Task description: When a line of the material has the word "time" in it, copy that line.

Given information:
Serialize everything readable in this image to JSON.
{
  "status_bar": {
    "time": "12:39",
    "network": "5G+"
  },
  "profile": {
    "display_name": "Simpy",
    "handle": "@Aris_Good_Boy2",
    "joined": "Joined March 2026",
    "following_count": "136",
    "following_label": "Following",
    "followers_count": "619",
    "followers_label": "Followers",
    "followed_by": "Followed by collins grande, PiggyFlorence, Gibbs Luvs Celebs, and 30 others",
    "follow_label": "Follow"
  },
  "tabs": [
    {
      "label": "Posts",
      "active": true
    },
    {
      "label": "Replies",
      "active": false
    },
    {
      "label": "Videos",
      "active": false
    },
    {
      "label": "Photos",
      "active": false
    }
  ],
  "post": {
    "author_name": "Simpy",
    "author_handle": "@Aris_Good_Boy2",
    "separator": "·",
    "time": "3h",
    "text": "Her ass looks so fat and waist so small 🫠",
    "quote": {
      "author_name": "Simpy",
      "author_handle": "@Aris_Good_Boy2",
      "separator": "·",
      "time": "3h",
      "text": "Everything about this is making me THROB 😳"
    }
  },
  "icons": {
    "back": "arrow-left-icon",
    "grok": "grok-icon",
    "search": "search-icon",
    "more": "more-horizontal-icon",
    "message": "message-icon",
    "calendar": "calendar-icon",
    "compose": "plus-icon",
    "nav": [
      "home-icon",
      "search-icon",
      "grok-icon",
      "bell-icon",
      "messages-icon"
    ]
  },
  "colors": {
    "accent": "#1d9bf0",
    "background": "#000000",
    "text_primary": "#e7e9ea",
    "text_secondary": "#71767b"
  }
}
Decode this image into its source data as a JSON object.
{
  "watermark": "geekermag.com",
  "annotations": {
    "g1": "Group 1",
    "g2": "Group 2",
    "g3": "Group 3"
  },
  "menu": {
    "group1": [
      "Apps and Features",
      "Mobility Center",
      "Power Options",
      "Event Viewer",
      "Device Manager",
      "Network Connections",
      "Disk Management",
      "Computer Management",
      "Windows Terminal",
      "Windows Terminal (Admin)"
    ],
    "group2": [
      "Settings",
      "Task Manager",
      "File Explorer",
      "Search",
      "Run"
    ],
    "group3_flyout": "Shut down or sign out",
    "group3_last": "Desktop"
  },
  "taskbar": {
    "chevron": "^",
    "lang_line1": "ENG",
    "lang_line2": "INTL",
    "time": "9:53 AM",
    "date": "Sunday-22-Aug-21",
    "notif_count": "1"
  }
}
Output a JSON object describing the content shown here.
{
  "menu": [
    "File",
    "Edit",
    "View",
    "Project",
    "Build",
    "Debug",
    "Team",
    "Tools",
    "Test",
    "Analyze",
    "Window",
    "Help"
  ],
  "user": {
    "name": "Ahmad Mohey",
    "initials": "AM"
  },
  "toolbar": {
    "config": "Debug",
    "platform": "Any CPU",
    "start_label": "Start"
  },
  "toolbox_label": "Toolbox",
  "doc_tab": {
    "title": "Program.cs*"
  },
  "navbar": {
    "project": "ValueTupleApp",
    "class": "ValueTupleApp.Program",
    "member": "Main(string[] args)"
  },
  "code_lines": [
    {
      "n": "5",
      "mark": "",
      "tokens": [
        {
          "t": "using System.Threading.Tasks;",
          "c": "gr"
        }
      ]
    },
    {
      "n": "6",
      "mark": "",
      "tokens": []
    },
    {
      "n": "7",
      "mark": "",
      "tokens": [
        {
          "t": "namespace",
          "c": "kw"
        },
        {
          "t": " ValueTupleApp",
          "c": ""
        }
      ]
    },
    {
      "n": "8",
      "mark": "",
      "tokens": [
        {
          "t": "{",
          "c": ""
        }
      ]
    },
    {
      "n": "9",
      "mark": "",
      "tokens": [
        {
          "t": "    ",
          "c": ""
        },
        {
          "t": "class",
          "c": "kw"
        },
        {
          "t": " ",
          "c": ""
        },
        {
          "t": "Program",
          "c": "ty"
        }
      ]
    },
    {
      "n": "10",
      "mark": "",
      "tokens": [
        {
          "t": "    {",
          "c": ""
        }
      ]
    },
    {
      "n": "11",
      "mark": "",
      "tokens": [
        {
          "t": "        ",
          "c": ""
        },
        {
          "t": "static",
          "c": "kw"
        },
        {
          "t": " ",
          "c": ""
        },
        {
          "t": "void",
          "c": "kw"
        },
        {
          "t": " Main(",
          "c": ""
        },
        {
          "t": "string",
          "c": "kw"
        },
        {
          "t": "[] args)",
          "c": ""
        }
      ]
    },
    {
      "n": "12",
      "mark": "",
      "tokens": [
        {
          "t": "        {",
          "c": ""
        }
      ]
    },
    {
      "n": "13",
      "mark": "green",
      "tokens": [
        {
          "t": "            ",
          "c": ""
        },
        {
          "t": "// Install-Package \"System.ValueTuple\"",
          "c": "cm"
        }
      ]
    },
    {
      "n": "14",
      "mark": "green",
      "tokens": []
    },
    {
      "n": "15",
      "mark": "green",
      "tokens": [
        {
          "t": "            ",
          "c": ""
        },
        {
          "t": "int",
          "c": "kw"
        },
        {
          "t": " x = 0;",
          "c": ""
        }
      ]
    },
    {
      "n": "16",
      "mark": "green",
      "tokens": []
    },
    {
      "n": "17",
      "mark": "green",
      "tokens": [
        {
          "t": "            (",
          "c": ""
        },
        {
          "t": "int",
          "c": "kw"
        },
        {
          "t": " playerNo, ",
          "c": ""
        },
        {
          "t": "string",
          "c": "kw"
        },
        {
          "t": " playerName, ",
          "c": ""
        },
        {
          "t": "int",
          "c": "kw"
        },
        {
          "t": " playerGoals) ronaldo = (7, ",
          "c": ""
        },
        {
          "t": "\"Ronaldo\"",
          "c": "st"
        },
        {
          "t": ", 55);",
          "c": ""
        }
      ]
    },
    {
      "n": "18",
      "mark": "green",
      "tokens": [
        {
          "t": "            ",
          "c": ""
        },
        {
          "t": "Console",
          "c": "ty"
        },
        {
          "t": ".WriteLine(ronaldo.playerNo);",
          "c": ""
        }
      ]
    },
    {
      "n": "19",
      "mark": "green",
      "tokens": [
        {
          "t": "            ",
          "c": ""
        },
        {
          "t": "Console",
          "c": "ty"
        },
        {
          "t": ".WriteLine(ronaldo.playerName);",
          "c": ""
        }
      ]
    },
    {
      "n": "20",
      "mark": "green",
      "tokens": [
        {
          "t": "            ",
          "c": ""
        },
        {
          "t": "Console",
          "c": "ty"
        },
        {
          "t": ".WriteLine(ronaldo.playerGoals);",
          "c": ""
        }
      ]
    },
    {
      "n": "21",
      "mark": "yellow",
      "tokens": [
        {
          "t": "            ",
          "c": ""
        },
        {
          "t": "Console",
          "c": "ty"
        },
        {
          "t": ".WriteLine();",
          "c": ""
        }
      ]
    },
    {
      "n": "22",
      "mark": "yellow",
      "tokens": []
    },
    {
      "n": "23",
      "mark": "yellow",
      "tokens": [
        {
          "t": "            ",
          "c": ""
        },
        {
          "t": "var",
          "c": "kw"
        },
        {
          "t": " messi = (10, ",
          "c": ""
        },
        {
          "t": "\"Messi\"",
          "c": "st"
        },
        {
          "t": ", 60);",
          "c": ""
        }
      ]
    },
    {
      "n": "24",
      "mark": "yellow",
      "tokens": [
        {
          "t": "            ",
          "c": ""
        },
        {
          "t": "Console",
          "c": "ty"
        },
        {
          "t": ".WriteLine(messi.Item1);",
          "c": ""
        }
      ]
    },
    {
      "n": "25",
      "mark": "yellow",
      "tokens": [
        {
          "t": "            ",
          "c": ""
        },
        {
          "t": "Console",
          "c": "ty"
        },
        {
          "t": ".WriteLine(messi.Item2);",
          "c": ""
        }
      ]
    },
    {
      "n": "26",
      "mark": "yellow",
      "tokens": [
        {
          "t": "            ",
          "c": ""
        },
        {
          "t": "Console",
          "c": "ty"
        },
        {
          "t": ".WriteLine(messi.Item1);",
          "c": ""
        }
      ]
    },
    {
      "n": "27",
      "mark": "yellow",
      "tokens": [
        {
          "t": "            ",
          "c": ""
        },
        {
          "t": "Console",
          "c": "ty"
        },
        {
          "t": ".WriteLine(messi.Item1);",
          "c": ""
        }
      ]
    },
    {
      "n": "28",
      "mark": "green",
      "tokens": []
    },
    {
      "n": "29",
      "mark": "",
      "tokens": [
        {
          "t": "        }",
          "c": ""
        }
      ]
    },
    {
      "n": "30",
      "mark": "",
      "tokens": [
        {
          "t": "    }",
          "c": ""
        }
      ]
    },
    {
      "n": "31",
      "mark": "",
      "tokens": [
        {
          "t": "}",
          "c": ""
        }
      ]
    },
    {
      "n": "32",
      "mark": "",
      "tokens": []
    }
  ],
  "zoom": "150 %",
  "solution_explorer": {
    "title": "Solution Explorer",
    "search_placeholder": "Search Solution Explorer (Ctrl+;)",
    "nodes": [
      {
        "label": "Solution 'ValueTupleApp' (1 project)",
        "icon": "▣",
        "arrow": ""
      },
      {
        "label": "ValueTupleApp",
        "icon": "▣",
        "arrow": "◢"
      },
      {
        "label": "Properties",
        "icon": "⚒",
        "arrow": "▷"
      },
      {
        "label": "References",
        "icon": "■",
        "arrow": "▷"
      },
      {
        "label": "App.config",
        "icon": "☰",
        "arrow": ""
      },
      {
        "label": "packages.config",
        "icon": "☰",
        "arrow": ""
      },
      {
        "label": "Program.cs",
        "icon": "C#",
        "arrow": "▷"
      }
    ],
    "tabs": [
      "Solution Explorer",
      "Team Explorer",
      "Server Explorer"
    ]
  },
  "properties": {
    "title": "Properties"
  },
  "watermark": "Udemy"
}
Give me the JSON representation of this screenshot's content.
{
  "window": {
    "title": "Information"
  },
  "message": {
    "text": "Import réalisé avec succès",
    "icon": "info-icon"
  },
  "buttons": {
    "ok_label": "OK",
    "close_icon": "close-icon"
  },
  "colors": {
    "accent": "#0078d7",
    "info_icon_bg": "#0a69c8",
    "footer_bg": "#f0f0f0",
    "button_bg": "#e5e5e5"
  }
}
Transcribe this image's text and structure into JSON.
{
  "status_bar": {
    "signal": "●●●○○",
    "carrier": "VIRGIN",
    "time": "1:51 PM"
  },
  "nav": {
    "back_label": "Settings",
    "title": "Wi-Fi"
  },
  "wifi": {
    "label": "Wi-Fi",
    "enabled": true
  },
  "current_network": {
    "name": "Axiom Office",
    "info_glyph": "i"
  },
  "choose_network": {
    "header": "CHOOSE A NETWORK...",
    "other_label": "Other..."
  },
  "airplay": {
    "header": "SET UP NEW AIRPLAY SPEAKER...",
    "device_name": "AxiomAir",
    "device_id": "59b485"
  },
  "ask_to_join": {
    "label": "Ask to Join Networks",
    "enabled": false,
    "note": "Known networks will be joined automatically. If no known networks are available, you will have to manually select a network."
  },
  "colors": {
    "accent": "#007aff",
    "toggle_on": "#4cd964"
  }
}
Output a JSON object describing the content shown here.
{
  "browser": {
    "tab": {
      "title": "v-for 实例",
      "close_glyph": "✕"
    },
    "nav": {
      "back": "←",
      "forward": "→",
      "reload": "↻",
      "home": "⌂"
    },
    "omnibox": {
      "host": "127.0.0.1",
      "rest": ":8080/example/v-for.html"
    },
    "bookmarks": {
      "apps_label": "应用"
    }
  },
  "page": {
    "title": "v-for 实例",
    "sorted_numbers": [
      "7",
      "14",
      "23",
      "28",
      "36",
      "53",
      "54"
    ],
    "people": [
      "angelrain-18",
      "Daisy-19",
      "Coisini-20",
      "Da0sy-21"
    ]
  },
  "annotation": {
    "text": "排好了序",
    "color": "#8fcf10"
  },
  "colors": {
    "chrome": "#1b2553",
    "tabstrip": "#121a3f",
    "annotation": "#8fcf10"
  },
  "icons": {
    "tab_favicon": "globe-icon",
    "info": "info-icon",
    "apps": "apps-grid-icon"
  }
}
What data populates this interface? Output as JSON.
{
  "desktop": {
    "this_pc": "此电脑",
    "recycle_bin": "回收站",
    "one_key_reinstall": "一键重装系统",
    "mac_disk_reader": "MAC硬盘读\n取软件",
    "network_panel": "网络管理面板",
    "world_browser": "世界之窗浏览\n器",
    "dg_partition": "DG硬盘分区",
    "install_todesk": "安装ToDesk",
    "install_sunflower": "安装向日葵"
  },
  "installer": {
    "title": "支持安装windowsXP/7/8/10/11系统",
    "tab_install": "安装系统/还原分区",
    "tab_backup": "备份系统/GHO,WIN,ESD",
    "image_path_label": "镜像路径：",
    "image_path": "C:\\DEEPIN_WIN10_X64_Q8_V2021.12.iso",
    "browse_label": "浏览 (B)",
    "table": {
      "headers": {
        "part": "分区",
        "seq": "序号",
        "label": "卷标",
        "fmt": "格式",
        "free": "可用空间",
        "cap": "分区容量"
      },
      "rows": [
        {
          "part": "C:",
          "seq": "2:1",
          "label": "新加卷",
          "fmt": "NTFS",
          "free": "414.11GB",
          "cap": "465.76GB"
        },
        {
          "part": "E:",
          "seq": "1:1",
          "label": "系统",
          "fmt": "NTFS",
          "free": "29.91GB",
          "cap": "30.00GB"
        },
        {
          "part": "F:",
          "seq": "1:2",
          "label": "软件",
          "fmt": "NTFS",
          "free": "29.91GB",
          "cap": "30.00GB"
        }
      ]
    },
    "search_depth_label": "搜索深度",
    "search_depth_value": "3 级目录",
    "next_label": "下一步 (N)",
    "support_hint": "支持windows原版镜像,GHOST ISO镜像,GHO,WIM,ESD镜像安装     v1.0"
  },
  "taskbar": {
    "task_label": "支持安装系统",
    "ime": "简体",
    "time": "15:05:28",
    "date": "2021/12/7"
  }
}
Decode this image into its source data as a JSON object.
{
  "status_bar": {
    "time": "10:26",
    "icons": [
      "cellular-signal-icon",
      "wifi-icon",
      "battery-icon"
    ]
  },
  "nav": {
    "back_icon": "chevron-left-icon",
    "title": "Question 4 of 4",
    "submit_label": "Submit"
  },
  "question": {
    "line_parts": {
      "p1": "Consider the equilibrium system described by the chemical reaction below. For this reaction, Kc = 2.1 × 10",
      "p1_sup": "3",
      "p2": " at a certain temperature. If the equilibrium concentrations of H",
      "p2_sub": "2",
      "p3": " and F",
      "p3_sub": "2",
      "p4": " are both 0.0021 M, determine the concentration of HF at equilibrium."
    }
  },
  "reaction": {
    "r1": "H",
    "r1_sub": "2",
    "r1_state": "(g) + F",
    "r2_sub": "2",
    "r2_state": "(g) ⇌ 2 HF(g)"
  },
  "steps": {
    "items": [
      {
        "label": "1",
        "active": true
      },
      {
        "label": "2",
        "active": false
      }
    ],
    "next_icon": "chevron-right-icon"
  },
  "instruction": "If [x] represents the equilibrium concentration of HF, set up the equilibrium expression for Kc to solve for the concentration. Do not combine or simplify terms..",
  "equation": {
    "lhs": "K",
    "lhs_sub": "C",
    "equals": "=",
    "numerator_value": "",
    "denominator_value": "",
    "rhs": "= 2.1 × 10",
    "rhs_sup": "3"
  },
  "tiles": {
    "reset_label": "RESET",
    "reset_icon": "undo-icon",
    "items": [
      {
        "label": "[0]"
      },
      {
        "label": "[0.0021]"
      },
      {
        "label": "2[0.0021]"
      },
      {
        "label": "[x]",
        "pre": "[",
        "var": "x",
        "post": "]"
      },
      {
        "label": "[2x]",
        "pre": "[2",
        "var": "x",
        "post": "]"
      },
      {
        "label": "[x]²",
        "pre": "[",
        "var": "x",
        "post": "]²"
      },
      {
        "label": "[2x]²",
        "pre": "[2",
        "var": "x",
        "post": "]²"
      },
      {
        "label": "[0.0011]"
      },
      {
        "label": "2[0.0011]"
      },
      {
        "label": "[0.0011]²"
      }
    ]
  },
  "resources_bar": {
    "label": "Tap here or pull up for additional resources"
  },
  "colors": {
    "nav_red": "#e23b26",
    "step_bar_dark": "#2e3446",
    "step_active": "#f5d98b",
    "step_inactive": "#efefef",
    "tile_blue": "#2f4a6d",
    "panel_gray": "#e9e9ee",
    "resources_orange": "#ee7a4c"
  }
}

Solution to the exercise:
    "time": "12:39",
    "time": "3h",
      "time": "3h",
    "time": "9:53 AM",
    "time": "1:51 PM"
    "time": "15:05:28",
    "time": "10:26",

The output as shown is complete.